A nation-wide shortage of poll workers has left election boards struggling to recruit enough volunteers to keep polling places open and running smoothly. With an estimated 1 million Americans needed annually in order to officially administer an election, the shortage is critical, and comes during a particularly contentious and partisan moment when faith in the integrity of our elections is already historically low.

In an effort to simultaneously address that shortage and restore Americans’ faith in democratic institutions, We the Veterans recently launched its “Vet the Vote” initiative, which aims to deploy 100,000 veterans and military family members to fill those vacant rolls.

During a strategic advisory session on July 20, NationSwell Council members connected with Ben Keiser, co-founder of We the Veterans, to look for new ways to fuel recruitment efforts, build and strengthen grassroots coalitions, and otherwise strengthen the efforts of the “Vet the Vote” initiative. Below are some of the most salient insights that were surfaced during the course of the discussion.

Giving teams the day off on Election Day could pave the way for more robust election participation. While making Election Day a federal holiday in order to increase voter turnout is likely still a long way off, corporate leaders can do their part to help bridge gaps in volunteer turnout by giving their teams the day off.

Pursuing veterans where they already gather could be a valuable point of entry for recruitment. Instead of seeking out disparate veterans and military family members, it makes sense to focus on where the largest infrastructural resources for veterans and their families already exist. In the corporate world, that could look like employee resource and affinity groups; in communities, that might be local VFW, American Legion, and Marine Corp. League chapters, or even police and fire departments with large veteran populations.

There is power in “the personal ask”. Using personal leverage is a valuable resource in driving volunteerism. When wading into spouse Facebook groups and amplifying the recruitment effort in those channels, for instance, it might seem like less of a solicitation to make a personal appeal to members.

Greater education is needed on the complicated barriers to entry some veterans and military spouses face on becoming poll workers. Despite being some of the most visible and dedicated public servants, veterans and their families often faced with significant barriers to entry when it comes to volunteering at the polls. It’s not uncommon for military families to retain their old address when a change in duty station occurs, impeding their ability to register as poll workers in other states. While there are some legislative efforts in the works to close these gaps, larger education campaigns are needed in the meantime to help military families understand what their options are for volunteering.

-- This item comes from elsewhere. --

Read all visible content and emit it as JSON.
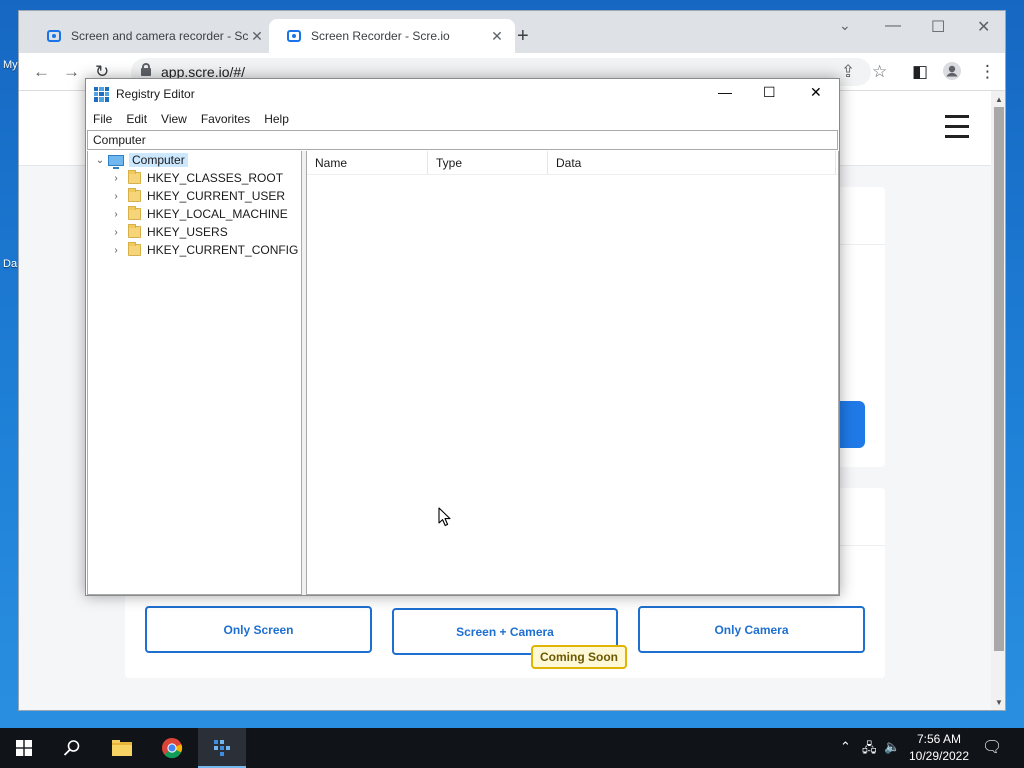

Utilizing social media and existing internet communities will be critical in order to build local coalitions. Rather than “reinventing the wheel” and starting Facebook groups and Instagram accounts from scratch, it makes sense to explore the digital communities that have already been erected to support veterans and their families and connect with potential volunteers there.